> [EXERCISE GOAL]: Scan the lines below and report each one containing "icon" by copying it.

> [PROVIDED ENTRIES]:
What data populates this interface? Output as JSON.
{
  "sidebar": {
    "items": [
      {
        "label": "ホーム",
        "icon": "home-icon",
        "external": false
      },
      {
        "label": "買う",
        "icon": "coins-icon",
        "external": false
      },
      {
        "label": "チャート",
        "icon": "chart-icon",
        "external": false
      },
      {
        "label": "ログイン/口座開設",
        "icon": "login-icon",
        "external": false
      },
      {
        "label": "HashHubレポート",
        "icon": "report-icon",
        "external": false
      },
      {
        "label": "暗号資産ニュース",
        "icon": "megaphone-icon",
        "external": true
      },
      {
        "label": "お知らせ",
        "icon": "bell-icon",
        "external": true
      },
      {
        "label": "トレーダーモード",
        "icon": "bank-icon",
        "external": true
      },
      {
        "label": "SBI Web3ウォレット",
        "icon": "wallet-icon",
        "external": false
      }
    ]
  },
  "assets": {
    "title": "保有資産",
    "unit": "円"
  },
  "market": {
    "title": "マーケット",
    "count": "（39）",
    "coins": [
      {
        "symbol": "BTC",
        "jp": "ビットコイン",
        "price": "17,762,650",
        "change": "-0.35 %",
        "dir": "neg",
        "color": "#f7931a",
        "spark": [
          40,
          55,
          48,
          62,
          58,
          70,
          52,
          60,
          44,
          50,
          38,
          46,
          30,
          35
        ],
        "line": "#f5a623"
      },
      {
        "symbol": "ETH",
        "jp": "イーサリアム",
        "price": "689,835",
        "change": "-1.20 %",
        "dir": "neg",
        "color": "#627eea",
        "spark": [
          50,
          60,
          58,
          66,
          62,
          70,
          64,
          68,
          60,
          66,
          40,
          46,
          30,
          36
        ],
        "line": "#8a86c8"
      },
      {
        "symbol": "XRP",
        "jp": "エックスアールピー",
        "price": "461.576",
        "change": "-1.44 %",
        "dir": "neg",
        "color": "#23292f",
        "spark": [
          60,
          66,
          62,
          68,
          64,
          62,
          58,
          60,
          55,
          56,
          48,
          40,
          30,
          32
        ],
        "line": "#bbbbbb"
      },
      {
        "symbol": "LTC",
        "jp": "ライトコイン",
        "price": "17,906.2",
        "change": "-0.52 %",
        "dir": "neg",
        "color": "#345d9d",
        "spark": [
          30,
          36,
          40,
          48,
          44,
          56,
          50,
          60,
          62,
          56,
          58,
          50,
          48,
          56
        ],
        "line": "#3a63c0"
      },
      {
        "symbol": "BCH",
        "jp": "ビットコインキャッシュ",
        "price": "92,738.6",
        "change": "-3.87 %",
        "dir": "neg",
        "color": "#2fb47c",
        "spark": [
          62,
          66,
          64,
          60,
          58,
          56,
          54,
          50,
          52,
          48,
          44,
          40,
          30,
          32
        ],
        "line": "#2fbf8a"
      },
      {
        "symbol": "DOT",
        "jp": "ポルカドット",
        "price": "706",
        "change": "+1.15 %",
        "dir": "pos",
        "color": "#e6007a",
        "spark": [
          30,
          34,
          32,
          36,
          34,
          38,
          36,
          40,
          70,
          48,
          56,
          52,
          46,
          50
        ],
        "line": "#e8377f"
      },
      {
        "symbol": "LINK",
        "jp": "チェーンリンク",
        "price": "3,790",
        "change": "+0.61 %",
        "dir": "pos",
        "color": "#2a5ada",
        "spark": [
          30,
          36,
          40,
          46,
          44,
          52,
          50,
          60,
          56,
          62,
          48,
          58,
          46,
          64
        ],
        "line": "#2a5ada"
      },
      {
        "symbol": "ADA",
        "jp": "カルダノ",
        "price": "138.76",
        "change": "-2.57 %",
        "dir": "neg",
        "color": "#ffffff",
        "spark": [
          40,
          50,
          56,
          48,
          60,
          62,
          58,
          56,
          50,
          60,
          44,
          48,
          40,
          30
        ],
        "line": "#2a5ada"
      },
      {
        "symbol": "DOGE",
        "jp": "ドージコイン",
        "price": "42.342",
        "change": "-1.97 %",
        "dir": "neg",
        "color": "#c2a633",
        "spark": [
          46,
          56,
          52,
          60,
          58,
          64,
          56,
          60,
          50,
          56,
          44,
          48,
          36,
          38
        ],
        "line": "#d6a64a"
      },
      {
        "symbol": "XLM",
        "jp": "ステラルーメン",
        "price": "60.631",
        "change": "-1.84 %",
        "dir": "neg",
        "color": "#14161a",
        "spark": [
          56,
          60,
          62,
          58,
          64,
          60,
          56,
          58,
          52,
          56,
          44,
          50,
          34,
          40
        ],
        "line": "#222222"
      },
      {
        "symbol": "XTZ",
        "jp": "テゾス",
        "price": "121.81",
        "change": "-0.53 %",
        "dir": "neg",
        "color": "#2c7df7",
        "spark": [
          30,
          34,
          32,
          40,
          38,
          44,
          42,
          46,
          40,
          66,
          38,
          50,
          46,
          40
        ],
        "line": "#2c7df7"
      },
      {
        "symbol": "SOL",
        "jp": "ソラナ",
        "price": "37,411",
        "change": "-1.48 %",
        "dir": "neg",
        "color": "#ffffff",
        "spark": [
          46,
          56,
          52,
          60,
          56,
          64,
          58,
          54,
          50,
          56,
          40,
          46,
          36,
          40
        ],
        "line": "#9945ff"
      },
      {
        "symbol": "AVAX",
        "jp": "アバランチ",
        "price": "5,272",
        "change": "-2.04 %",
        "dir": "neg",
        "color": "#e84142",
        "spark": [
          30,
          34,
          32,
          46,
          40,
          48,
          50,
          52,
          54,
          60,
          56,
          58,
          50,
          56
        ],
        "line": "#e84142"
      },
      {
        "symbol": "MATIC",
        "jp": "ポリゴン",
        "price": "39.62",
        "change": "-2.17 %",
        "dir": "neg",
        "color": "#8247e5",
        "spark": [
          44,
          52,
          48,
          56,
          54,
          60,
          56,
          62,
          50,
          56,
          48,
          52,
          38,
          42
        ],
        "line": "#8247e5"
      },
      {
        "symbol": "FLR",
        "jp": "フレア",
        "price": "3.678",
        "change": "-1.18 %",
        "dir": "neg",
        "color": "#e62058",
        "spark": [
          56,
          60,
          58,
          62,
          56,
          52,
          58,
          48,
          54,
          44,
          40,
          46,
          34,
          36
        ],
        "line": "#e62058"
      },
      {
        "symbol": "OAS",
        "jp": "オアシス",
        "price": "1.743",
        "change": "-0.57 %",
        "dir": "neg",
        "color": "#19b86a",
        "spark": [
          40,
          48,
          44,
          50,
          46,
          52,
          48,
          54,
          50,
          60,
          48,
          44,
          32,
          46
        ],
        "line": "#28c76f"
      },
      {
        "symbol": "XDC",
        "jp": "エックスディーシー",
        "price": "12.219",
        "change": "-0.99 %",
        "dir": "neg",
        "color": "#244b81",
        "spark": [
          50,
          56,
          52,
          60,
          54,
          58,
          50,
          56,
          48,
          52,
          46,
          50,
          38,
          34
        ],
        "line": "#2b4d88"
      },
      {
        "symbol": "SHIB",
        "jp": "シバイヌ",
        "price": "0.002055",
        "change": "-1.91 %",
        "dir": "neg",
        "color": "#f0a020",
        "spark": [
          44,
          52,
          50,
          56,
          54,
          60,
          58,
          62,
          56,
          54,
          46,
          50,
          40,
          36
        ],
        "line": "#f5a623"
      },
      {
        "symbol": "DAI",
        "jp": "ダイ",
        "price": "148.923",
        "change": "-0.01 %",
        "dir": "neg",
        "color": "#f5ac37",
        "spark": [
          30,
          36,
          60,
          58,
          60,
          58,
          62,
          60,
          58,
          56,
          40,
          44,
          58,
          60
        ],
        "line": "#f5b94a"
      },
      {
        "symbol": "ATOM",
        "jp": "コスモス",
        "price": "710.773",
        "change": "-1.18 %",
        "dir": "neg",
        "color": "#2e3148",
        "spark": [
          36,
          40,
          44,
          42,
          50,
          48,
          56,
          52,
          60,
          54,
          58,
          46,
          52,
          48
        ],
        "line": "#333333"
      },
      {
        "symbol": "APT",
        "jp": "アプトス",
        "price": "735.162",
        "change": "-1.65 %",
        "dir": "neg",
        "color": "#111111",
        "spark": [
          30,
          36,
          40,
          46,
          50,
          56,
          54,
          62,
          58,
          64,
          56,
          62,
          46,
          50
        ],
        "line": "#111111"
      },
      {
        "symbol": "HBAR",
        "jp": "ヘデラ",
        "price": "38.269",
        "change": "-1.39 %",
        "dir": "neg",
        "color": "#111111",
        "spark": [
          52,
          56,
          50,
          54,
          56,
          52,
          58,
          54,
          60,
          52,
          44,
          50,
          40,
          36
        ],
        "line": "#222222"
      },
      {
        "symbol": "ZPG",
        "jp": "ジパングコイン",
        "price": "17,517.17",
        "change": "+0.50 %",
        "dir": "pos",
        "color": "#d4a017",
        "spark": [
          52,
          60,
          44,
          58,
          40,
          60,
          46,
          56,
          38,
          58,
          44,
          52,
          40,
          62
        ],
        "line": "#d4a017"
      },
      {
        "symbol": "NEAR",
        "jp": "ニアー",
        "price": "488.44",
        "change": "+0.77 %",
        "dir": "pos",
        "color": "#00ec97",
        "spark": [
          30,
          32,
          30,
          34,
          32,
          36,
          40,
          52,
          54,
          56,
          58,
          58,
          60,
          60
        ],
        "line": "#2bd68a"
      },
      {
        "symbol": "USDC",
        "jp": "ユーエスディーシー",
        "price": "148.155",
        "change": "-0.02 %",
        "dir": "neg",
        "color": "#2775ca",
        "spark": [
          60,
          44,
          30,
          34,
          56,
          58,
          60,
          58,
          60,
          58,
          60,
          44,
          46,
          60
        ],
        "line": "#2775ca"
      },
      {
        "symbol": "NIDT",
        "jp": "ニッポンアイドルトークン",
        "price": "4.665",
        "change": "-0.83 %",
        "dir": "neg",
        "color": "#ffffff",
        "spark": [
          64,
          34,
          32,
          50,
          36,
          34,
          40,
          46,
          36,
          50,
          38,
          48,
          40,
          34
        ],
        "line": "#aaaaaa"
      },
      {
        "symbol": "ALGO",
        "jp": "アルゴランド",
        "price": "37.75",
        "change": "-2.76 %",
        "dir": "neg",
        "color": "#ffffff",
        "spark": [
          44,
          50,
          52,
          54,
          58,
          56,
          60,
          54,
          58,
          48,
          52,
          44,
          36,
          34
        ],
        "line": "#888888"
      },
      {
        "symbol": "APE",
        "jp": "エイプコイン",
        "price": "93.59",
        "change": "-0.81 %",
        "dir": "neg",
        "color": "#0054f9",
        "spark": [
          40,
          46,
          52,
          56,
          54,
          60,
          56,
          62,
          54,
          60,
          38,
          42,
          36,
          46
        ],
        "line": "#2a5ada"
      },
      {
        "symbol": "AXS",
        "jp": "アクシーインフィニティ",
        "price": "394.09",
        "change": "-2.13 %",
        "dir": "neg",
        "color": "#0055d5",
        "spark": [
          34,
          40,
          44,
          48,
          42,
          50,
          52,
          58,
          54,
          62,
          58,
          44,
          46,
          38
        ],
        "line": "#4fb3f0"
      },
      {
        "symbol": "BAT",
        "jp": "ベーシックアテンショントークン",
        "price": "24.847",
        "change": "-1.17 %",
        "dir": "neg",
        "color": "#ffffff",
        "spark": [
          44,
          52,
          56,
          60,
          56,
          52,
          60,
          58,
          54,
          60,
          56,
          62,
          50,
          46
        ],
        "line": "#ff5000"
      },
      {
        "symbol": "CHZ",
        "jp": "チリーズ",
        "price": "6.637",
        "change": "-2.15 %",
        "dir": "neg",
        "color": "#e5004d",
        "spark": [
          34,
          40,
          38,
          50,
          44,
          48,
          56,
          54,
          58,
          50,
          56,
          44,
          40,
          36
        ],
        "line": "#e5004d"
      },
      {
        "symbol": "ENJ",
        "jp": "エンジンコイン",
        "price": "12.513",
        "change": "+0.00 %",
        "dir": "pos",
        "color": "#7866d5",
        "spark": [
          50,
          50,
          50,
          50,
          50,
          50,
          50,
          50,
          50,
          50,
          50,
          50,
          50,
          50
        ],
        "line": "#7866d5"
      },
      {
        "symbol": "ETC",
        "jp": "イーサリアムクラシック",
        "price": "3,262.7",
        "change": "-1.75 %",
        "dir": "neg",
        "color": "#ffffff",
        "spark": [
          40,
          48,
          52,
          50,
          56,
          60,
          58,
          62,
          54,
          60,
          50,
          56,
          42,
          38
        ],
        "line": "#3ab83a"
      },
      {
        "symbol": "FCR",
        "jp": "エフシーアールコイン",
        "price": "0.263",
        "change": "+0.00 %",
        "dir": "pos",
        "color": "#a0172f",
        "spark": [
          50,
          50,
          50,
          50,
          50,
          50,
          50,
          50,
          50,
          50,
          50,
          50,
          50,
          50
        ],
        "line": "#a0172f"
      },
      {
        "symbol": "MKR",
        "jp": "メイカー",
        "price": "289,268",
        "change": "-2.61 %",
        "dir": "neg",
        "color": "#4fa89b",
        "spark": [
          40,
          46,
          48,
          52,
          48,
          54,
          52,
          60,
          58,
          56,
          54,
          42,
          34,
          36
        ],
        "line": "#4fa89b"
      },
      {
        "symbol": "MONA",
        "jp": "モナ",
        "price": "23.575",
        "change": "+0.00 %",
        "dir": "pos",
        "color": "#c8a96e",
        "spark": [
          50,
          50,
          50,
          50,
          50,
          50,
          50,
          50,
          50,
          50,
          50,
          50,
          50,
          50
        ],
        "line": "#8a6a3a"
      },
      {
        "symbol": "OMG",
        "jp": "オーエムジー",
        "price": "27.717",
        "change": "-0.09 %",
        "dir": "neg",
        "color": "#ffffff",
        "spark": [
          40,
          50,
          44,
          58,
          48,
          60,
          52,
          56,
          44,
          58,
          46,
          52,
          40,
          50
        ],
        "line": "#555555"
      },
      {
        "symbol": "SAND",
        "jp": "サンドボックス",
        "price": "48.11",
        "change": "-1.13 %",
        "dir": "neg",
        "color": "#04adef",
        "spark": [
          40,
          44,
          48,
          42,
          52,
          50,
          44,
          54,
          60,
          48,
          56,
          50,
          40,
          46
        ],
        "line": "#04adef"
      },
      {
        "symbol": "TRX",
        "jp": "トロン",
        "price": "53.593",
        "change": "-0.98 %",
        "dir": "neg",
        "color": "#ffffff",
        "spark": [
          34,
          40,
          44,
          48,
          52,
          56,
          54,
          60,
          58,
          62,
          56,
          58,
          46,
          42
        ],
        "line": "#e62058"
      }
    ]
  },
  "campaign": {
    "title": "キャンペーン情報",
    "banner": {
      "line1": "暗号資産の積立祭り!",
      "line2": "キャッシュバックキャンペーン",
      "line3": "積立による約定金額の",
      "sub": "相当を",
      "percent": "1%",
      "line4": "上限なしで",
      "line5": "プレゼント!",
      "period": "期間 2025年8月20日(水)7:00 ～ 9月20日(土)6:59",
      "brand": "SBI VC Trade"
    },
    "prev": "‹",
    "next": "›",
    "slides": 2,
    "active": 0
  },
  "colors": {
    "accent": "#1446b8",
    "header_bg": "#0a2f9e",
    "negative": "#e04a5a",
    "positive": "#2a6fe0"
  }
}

> [WORKED SOLUTION]:
        "icon": "home-icon",
        "icon": "coins-icon",
        "icon": "chart-icon",
        "icon": "login-icon",
        "icon": "report-icon",
        "icon": "megaphone-icon",
        "icon": "bell-icon",
        "icon": "bank-icon",
        "icon": "wallet-icon",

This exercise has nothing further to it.